That decision, in response to a major guerrilla offensive, came six weeks after Carter had suspended all military aid to El Salvador following the alleged involvement of Salvadoran soldiers in the slayings of four American churchwomen working in the country.
Carter blamed Reagan's "unprecedented radical departure" in foreign policy, including a recently agreed-upon increase in U.S. arms sales to Taiwan, for creating "a great deal of doubt" among the leadership in China about the true intentions of U.S. policy on that country. He said, however, that Reagan was "at least now making some overtures toward correcting the early damage to U.S.-China relationships."
Carter said it would not be appropriate for him to anticipate the results of investigations by the Justice Department and a congressional committee into the Reagan campaign's possession of Carter documents. He indicated, however, that he believes that more than one of his staffers was involved in leaking the information.

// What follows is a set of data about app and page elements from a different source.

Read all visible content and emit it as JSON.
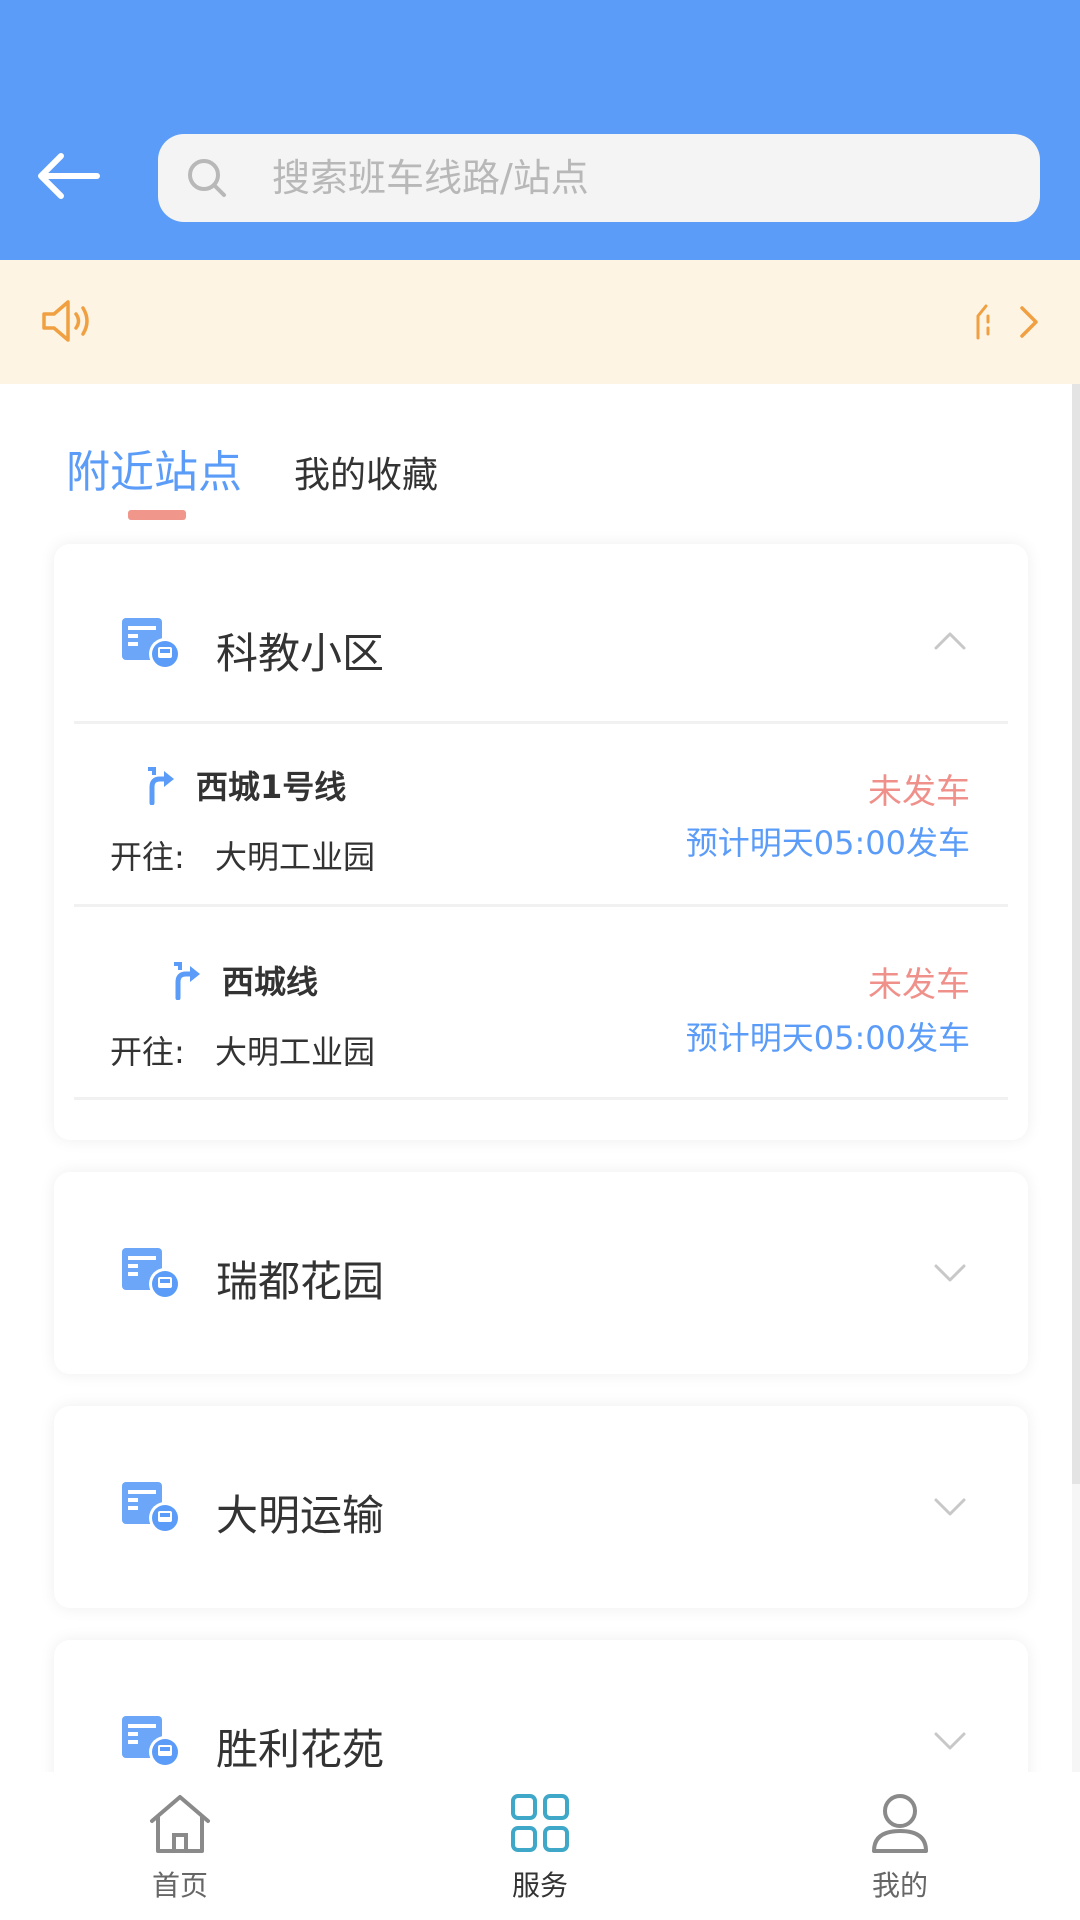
{
  "search": {
    "placeholder": "搜索班车线路/站点"
  },
  "tabs": {
    "nearby": "附近站点",
    "favorites": "我的收藏"
  },
  "stations": [
    {
      "name": "科教小区",
      "expanded": true,
      "routes": [
        {
          "name": "西城1号线",
          "dest_prefix": "开往:",
          "dest": "大明工业园",
          "status": "未发车",
          "schedule": "预计明天05:00发车"
        },
        {
          "name": "西城线",
          "dest_prefix": "开往:",
          "dest": "大明工业园",
          "status": "未发车",
          "schedule": "预计明天05:00发车"
        }
      ]
    },
    {
      "name": "瑞都花园",
      "expanded": false
    },
    {
      "name": "大明运输",
      "expanded": false
    },
    {
      "name": "胜利花苑",
      "expanded": false
    }
  ],
  "bottom_nav": [
    {
      "label": "首页",
      "icon": "home-icon"
    },
    {
      "label": "服务",
      "icon": "grid-icon",
      "active": true
    },
    {
      "label": "我的",
      "icon": "user-icon"
    }
  ],
  "colors": {
    "header": "#5b9cf8",
    "accent_blue": "#5b9cf8",
    "status_red": "#f0908a",
    "notice_bg": "#fdf4e4",
    "notice_icon": "#f0a040"
  }
}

He said the debate briefing materials were "tightly held within a few people in the White House itself." He added that "there were no copies of this material ever made available to our campaign headquarters."

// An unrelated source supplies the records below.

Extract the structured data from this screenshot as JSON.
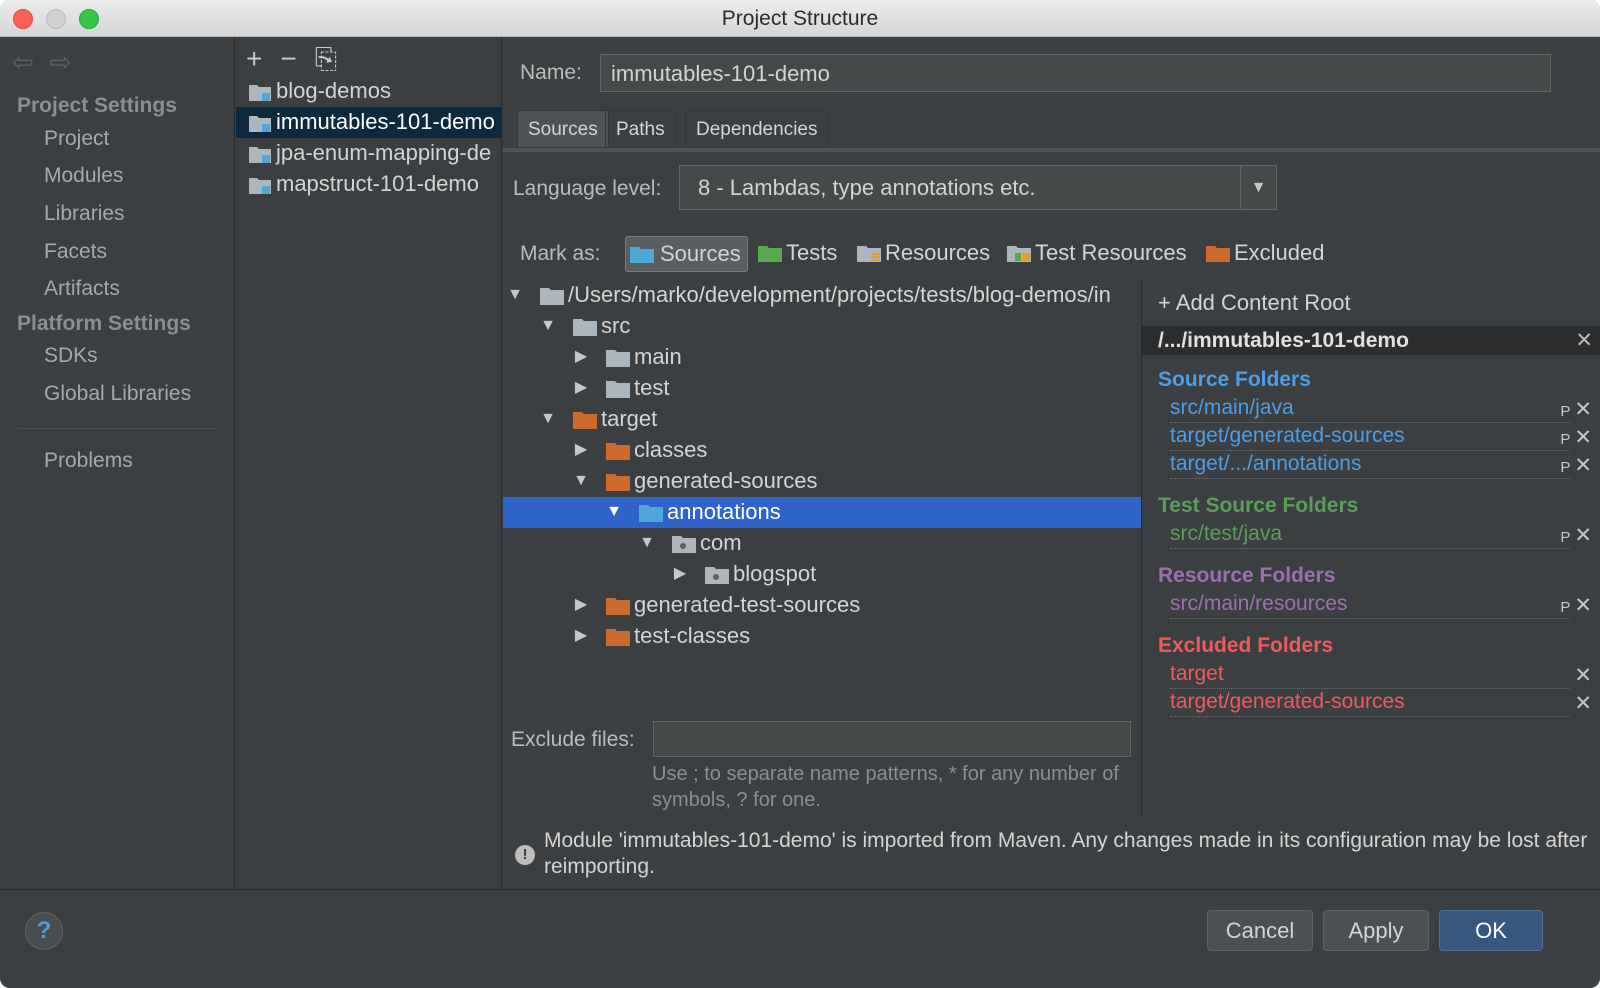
{
  "window": {
    "title": "Project Structure"
  },
  "nav": {
    "back_icon": "back-arrow-icon",
    "forward_icon": "forward-arrow-icon",
    "project_settings": "Project Settings",
    "project_items": [
      "Project",
      "Modules",
      "Libraries",
      "Facets",
      "Artifacts"
    ],
    "platform_settings": "Platform Settings",
    "platform_items": [
      "SDKs",
      "Global Libraries"
    ],
    "problems": "Problems"
  },
  "modules": {
    "toolbar": {
      "add": "+",
      "remove": "−",
      "copy": "⎘"
    },
    "items": [
      "blog-demos",
      "immutables-101-demo",
      "jpa-enum-mapping-de",
      "mapstruct-101-demo"
    ],
    "selected": "immutables-101-demo"
  },
  "detail": {
    "name_label": "Name:",
    "name_value": "immutables-101-demo",
    "tabs": [
      "Sources",
      "Paths",
      "Dependencies"
    ],
    "active_tab": "Sources",
    "language_label": "Language level:",
    "language_value": "8 - Lambdas, type annotations etc.",
    "mark_label": "Mark as:",
    "mark_buttons": [
      "Sources",
      "Tests",
      "Resources",
      "Test Resources",
      "Excluded"
    ],
    "tree": [
      {
        "text": "/Users/marko/development/projects/tests/blog-demos/in",
        "state": "open"
      },
      {
        "text": "src",
        "state": "open"
      },
      {
        "text": "main",
        "state": "closed"
      },
      {
        "text": "test",
        "state": "closed"
      },
      {
        "text": "target",
        "state": "open"
      },
      {
        "text": "classes",
        "state": "closed"
      },
      {
        "text": "generated-sources",
        "state": "open"
      },
      {
        "text": "annotations",
        "state": "open"
      },
      {
        "text": "com",
        "state": "open"
      },
      {
        "text": "blogspot",
        "state": "closed"
      },
      {
        "text": "generated-test-sources",
        "state": "closed"
      },
      {
        "text": "test-classes",
        "state": "closed"
      }
    ],
    "selected_tree_item": "annotations",
    "exclude_label": "Exclude files:",
    "exclude_value": "",
    "exclude_hint": "Use ; to separate name patterns, * for any number of symbols, ? for one.",
    "warning": "Module 'immutables-101-demo' is imported from Maven. Any changes made in its configuration may be lost after reimporting."
  },
  "roots": {
    "add_content_root": "Add Content Root",
    "root_path": "/.../immutables-101-demo",
    "source_title": "Source Folders",
    "source_folders": [
      "src/main/java",
      "target/generated-sources",
      "target/.../annotations"
    ],
    "test_title": "Test Source Folders",
    "test_folders": [
      "src/test/java"
    ],
    "resource_title": "Resource Folders",
    "resource_folders": [
      "src/main/resources"
    ],
    "excluded_title": "Excluded Folders",
    "excluded_folders": [
      "target",
      "target/generated-sources"
    ]
  },
  "buttons": {
    "help": "?",
    "cancel": "Cancel",
    "apply": "Apply",
    "ok": "OK"
  },
  "colors": {
    "source": "#4a9fe8",
    "test": "#5a9e5a",
    "resource": "#9d6fb0",
    "excluded": "#f05a5a",
    "selection": "#2f65ca",
    "folder_source": "#4fa8d8",
    "folder_test": "#59a84b",
    "folder_excluded": "#cc6a30",
    "folder_plain": "#aeb6bd"
  }
}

In addition, he noted, Richard V. Allen, President Reagan's former national security adviser, has said that other material came "directly from the National Security Council" in the Carter White House.
From this and descriptions of the papers that have been turned over to the press and the Justice Department, Carter said, it was obvious to him that "there were a whole series of losses of papers from the White House, not just one batch."
But Carter stressed that he was trying to be "as unsubstantive as possible" in responding to questions about the matter today because he did not know just what materials had actually reached Reagan and what use was made of it.
"I don't know anything about it as far as who took the materials, how many times they were taken, how many people were involved," he said. "I don't know who received the materials, I don't know how much benefit was derived by the Reagan campaign from the material. The only thing I know about is what I've learned from the news media itself."
Carter said he was surprised at the "longtime involvement" of some leading members of the American press who had knowledge of the incident, but failed to make "any revelation to the public."
Asked about the apparently more prominent role of spying in political campaigns in recent years, Carter said, "I don't think it's proper for a campaign to pilfer documents of this kind . . . . It's not a normal or accepted policy in the political society of our nation. I think examples of this in the past to be quite rare."